When I first fired up Poi, I’ll be honest, I wasn’t sure what to expect. My experience with more indie-developed games didn’t come until more recently, and it was always very hit-or-miss. I either really loved the games, or couldn’t stand them. Thankfully, it didn’t take long for me to realize that Poi fit very snugly into the former category.
The game begins with you napping in a forest, when an old man approaches you and wakes you up. He’s lost a treasure of his, a medallion, and he would like one of you (you can choose to play as a boy or girl character) to retrieve it for him. You agree, retrieve the medallion, and meet the old man on his ship. Once there, he tells you that he used to be an explorer with a huge collection of these medallions, but he lost them when his ship was pummeled in a storm and he was knocked out.
He goes on to tell you there are lots of worlds out there with these medallions scattered across them, and that if you wish to become a Master Explorer, he is more than happy allowing you to use his ship on your journey. With medallions in your eyes, you head off to collect these little treasures and earn yourself the notoriety of Master Explorer by climbing, jumping, and head-bouncing your way across the worlds.
Platforming is a big drive in this game. You can jump (single, double, and triple), you can wall slide/wall jump, climb ladders and grates. There isn’t any access to any sort of combat moves, but you can squish your enemies and, at some points, kick objects in their direction. Really though, these are all the moves you need as they more than get the job done.
Right off the bat, when you begin your journey, the old man tells you about four worlds you can visit, once you’ve practiced honing your skills on the earlier worlds (aka, collect enough medallions). He shares with you his collection of explorer tools as well, since he doesn’t have a use for them anymore. These include a shovel for digging up fossils, a compass that highlights the numerous objectives in each world, a telescope to see things far away, a bigger wallet to carry lots of coins, a camera for taking photos, a magnet to make collecting coins a bit easier, and an extra heart container.
But, that’s not everything Poi has to offer. If I’m being completely honest, just when you think you’ve discovered everything this game has to offer, it keeps pouring out at you. The main hub for this game is an area called The Sky, and at first it’s just you on the explorer’s ship with the four worlds to visit and conquer. That doesn’t last long, though. A handful of new characters and islands appear that offer even more challenges through mini-games, collectibles, and more worlds to visit.
On top of all that, Poi looks, sounds, and feels amazing. While the graphics might not stand up to most modern “standards”, once you take control of your character the worlds just fall into place around you. What’s more, they all look so different from each other. From forests, to sands, a volcano, slippery snow worlds, using everything at it’s disposal to t’s fullest extent.

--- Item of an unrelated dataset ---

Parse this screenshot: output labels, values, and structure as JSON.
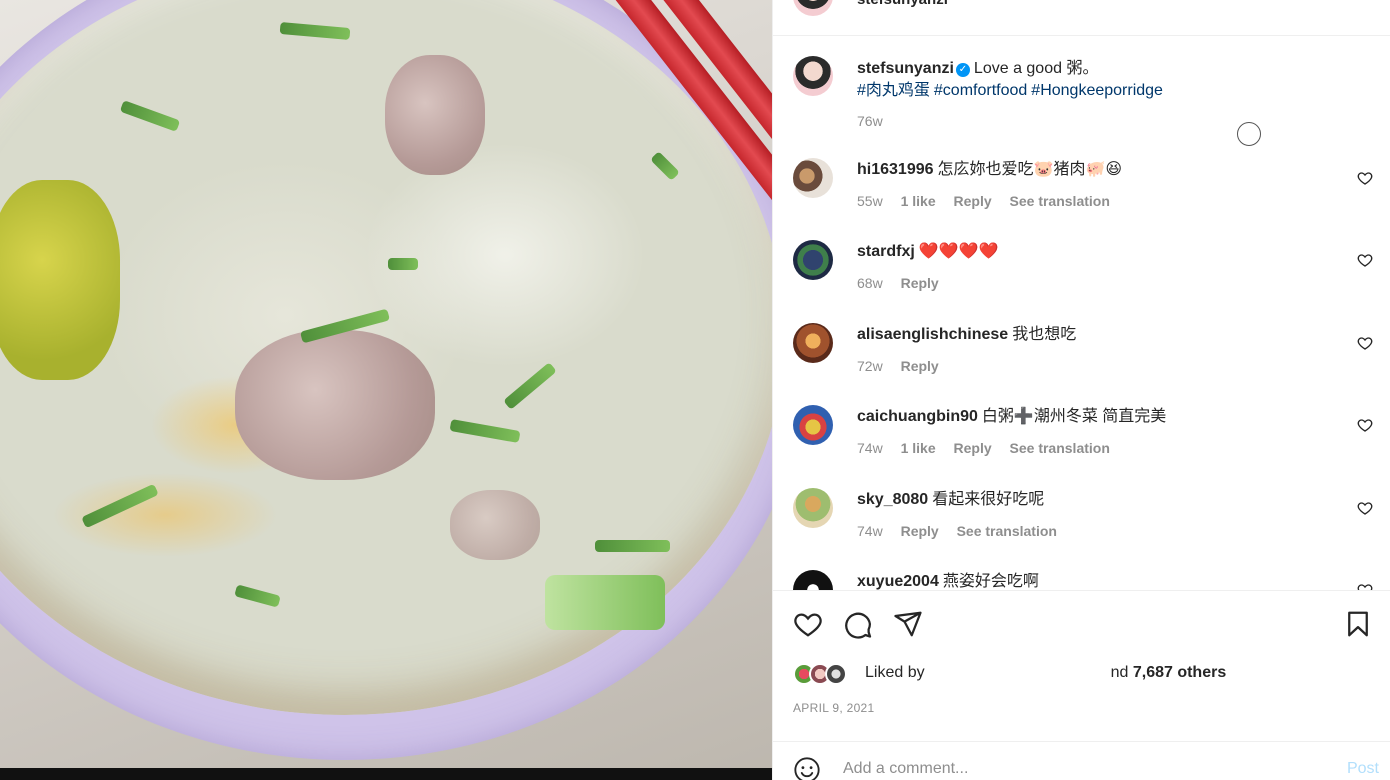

There wasn’t a moment in this game, either, where the controls didn’t feel anything but smooth. When you’re grabbing the first medallion after being woken up in the forest, the game introduces you to the controls in a quick fashion that is as necessary as it needs to be. As a gamer, I’ve played far too many games that over-explain the simplest of concepts, but Poi trusts you with that pretty little head on your shoulders.
Lastly, the music is just perfect. It suits the themes of adventure and exploration, and meshes beautifully with everything around you. It seems to quiet down just the tiniest little bit when you’re caught up in some action, then kicks back into full gear when there’s not a lot going on around you.
Poi is a great play from start to finish, and just beating the story won’t be enough. Once you discover not even half of what this game has to offer, you’ll want to do everything you possibly can. And if indie games aren’t really your thing, let me just ask : does anything I mentioned above sound familiar? Traveling to different worlds collecting medallions, the triple jump, wall sliding/jumping…
Poi is an excellent example of an indie inspired 3D Mario game. Before you even collect the first medallion, you’ll feel like you already know this game, and to me that’s what makes Poi a must play game. It takes the core concepts of something that’s familiar to all of us as gamers (Nintendo gamers specifically) and gives it new life.